My strongest pieces have always been the ones where I took a definite stance and pissed some people off. The easiest way to create discussion is to write something they can disagree with. You can’t please all of the people all of the time, and if you aim for the lowest common denominator you end up with mediocrity.
(photo by gustavog)
The Network Effect
I don’t link to other bloggers enough.
I am notoriously bad at being part of a blogging community. I link to the same “A lister” articles that everyone else does, but I rarely link to people who are not yet “A listers” — aka the people who would appreciate it. This is one area where being on wordpress.com has helped me because there is a community connection with other bloggers who use the same host.
I pay too much attention to metrics.
It is very easy to attach value to numbers. The number of hits is increasing. The number of comments is increasing. I have more subscribers. The numbers mean nothing, yet I attach a significant meaning to them. It’s like focusing on your salary instead of whether or not you enjoy your job.
I treat blogging as a Massive Online Game (not in a good way).
Anyone who has played a MMPORG knows about level grinding (building links), guilds (blog networks), leveling (front page on a social network) and the inevitable obsession with experience points and stats (traffic). They both have the same addictive reward cycles. I have no doubt that if I ever hit the Top 100 I’d immediately quit because I “won”.
(photo by kenji)
I chase traffic.
I’m not quite an ambulance chaser, but I’ve written posts purely for the traffic they would generate. Notice the ten posts about gift suggestions I finished writing in time for Christmas? Yeah, I’m a hit-whore.
I forget about the reader.
Sometimes I write to stroke my own ego, instead of writing for someone else to read it. People are busy, how do I reward their investment of time?
I spent too much time reading RSS feeds.
When I first started writing I found it much easier to bang out a high quality posts in a short period of time because I didn’t procrastinate nearly as much reading RSS feeds. Now if I have 30 minutes free I’ll usually read some feeds instead of work on a larger post. It’s good because by commenting I make connections, but it’s bad because I’m not writing.
I underestimate the amount of time it takes to blog.
Blogging is a 10 to 50 hour a week commitment when you include reading and commenting on other blogs. Blogging takes away from other aspects of your life. Are you prepared to make that kind of commitment? Is anyone?
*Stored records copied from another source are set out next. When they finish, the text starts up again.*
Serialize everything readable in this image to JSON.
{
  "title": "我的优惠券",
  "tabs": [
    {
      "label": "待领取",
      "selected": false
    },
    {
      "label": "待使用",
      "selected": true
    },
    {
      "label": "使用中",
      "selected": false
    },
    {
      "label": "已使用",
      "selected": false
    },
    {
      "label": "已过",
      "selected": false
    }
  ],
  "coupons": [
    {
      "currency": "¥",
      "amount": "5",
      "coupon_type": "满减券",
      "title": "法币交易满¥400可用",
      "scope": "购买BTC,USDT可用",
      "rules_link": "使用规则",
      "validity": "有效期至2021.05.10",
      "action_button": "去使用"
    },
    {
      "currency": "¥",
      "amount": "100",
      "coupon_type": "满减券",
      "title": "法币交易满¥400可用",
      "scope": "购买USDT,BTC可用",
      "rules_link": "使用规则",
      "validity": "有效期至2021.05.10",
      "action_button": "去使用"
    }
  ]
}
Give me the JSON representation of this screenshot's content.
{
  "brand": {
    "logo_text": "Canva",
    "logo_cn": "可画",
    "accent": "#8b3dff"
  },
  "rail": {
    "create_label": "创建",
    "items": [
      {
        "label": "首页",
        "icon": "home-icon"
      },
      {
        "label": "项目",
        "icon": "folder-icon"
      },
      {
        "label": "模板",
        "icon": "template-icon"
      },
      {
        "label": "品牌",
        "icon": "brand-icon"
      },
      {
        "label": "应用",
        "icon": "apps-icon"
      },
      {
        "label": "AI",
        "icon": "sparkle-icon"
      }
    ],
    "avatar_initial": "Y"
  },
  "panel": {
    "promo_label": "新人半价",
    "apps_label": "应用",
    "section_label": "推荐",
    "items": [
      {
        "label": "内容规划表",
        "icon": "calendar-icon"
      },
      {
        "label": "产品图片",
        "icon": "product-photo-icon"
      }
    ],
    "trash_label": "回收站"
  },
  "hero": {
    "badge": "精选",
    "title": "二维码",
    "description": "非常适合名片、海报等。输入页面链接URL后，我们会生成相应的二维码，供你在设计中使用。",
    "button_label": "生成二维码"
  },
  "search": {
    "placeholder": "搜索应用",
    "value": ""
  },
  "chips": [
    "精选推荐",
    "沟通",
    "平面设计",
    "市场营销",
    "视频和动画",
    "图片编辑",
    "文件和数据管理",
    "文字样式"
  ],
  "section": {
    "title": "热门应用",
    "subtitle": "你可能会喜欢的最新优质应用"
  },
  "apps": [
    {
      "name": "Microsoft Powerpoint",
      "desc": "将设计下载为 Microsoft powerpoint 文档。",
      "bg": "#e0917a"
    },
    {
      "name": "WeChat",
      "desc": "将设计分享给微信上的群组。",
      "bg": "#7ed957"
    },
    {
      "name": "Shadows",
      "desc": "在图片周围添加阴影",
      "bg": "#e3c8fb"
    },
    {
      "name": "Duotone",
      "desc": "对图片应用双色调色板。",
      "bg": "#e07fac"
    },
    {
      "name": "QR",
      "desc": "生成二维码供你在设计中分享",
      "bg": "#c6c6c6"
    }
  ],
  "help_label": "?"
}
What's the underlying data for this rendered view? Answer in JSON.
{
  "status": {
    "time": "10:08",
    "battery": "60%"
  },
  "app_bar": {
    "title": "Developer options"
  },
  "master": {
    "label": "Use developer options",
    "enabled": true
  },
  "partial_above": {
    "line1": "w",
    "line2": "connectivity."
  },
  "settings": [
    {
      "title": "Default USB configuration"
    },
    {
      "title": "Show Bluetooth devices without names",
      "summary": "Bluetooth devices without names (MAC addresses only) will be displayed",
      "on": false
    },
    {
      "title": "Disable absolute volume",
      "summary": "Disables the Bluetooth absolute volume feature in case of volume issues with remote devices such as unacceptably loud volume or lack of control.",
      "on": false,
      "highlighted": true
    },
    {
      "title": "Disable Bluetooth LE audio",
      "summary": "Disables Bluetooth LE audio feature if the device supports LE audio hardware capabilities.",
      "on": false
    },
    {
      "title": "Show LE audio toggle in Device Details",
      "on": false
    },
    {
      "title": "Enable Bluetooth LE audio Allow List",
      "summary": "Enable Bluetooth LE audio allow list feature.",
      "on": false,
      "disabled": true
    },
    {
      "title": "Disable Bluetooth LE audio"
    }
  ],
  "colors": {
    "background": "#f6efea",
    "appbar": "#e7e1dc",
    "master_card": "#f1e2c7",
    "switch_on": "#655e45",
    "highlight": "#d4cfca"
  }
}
(photo by mrtruffle — his award, not mine)
Some Things I Did Do Right
- Always using informative headlines.
- Writing with SEO in mind.
- Using mixed media by incorporating images and video.
- Breaking up text into paragraphs, headings and bullets.
- Honing my skills at writing viral/linkbait content.
- Harnessing social bookmarking.
- Linking back to older posts.
I’ll finish this with this great quote from Kathy Sierra to put things in perspective:
I see lots of comments about things we–the bloggers–should do, but not much talk about the readers. Since they’re the only ones that decide if we have traffic or not, I think respecting their intelligence and time and attention is the most important thing. They have millions of places to put their focus, and it is always a great gift when they give a little to us. I spend a lot of time trying to think of ways I can help my readers kick ass, and as little time as possible trying to think of ways that *I* can kick ass (or worse, trying to convince my READERS that I kick ass).
If people visit my blog, I owe them something in return, and I try not to forget that. That focus keeps me from talking too much about myself and MY life–pretty much the two least interesting things I could discuss. : )
This was written as part of Problogger’s group writing project on looking back or looking forward. This is my second time joining one of his group writing projects.